The EU-27's telecommunications sector recorded one of the highest average personnel costs (EUR 51.5 thousand per employee) within the non-financial business economy in 2005. Despite this, total personnel costs made up just 19.9 % of operating expenditure in the EU-27's telecommunications sector in 2005, the lowest share of the four media and communications sectors; this share was nevertheless still higher than the non-financial business economy average (17.1 %) in the same year. Apparent labour productivity was also very high in the telecommunications sector, the EUR 159.4 thousand of value added per person employed was the fourth highest among the non-financial business economy NACE groups in 2005 or 2006, and the highest of all of the non-financial services NACE groups. Despite these high average personnel costs, the telecommunications sector recorded a wage-adjusted labour productivity ratio of 309.4 %, indicating that apparent labour productivity covered average personnel costs three times over. This was the fifth highest level of this ratio among the non-financial business economy NACE groups for which data are available. Without exception every Member State (with data available in 2005 or 2006) recorded a wage-adjusted labour productivity ratio that was higher for the telecommunications sector than for the non-financial business economy as a whole.

Data sources and availability

Data sources include short-term statistics (STS) and Eurostat information society statistics.


This sector gathers together several activities linked to media and communication activities, however, within this group a distinction has to be made between traditional activities (for example, postal services) for which the level of activity is rather stable and other newer activities (such as mobile telephony and electronic publishing), for which growth developments are more marked.

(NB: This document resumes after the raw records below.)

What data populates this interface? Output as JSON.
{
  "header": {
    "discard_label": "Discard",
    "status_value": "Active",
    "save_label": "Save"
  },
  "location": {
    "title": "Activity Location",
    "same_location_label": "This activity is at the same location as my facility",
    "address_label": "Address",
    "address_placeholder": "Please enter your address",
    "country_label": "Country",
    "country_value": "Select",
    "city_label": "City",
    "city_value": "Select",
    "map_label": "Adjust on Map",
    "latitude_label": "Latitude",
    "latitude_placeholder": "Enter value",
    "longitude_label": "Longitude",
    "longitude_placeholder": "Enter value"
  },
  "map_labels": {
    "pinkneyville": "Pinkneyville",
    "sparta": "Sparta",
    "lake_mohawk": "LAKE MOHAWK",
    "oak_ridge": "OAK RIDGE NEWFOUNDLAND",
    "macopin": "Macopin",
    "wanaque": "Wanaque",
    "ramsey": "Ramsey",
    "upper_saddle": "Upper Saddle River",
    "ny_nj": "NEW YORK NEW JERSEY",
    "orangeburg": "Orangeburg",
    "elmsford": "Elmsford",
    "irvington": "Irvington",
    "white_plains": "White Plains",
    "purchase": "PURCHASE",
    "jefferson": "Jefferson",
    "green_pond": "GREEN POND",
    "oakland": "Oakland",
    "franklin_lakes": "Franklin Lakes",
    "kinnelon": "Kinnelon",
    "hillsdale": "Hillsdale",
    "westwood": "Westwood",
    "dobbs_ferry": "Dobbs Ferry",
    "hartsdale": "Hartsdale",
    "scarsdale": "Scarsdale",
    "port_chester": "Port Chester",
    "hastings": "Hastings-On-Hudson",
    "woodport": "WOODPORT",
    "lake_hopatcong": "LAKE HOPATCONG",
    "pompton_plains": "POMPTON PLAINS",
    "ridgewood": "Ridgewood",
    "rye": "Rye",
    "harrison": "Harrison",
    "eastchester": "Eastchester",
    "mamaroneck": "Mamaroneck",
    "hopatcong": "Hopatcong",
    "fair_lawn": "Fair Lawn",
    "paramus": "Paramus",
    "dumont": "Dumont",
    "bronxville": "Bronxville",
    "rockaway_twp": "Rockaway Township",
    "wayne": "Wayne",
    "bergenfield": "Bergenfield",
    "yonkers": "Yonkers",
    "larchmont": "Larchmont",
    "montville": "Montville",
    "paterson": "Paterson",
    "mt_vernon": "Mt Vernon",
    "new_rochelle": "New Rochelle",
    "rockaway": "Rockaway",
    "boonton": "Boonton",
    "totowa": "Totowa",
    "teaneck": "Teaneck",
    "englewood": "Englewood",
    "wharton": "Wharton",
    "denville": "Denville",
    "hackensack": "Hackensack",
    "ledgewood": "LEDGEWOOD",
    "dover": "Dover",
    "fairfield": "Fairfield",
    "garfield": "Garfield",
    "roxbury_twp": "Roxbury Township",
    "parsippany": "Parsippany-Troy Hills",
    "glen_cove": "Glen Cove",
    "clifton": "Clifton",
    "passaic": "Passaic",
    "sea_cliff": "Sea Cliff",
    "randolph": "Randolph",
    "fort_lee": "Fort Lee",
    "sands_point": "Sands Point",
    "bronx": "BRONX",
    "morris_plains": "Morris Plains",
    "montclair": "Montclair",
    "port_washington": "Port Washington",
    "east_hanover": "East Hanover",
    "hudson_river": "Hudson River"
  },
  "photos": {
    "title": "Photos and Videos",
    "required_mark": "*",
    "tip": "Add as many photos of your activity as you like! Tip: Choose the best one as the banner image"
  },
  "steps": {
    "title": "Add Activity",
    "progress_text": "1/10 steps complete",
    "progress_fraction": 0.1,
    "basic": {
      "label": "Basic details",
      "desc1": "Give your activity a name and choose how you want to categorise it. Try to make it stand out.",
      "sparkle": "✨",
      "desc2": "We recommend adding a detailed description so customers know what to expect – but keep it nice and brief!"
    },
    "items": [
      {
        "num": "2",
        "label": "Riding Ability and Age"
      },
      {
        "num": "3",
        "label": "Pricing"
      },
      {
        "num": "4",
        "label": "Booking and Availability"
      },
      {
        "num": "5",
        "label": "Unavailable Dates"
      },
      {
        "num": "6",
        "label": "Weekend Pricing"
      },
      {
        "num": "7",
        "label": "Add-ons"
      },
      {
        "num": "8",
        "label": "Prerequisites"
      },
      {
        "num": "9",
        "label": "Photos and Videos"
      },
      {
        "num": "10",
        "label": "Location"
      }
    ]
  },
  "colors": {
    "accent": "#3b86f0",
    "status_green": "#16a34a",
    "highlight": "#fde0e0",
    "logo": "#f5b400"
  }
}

As part of the initiatives to support the development of the information society, the European Commission launched the i2010 strategy in June 2005, a digitally-led strategy for growth and jobs and the EU's policy strategy to boost the digital economy. Its aims are to: establish a European information space, in other words, a true single market for the digital economy so as to exploit fully the economies of scale offered by Europe’s consumer market; reinforce innovation and investment in information and communication technology (ICT) research given that ICTs are a principle driver of the economy; and promote inclusion, public services and quality of life, in other words, extending the European values of inclusion and quality of life to the information society. In April 2008, the results of a mid-term review of i2010 (COM(2008) 199) was published. A few examples of the activities cited in the review include a new regulatory framework for audiovisual media services, legislation to create a single market for mobile phone use across borders, and proposals to reform the regulation of telecommunications. Concerning the last of these examples, in November 2007 the Commission adopted proposals for a reform of the regulatory framework for telecommunications with the aim to provide consumers with better and cheaper communication services, whether for mobile phones, Internet or cable TV. The proposals covered strengthening consumer rights; reinforcing competition; promoting investment in infrastructure (freeing radio spectrum for wireless broadband services); and making networks more reliable and more secure. Following discussions in the European Parliament and the Council a revised set of proposals were adopted by the Commission in November 2008.

Further Eurostat information


Main tables


Dedicated section

Other information

  • COM(2008) 187 of 11 April 2008 on the role of the CFP in implementing an ecosystem approach to marine management
  • COM(2008) 199 of 17 April 2008 on preparing Europe’s digital future i2010 - Mid-term review

See also


  1. Cyprus and Romania, 2005; Bulgaria, the Czech Republic, Ireland, Luxembourg, Malta, the Netherlands, Poland and Slovenia, not available.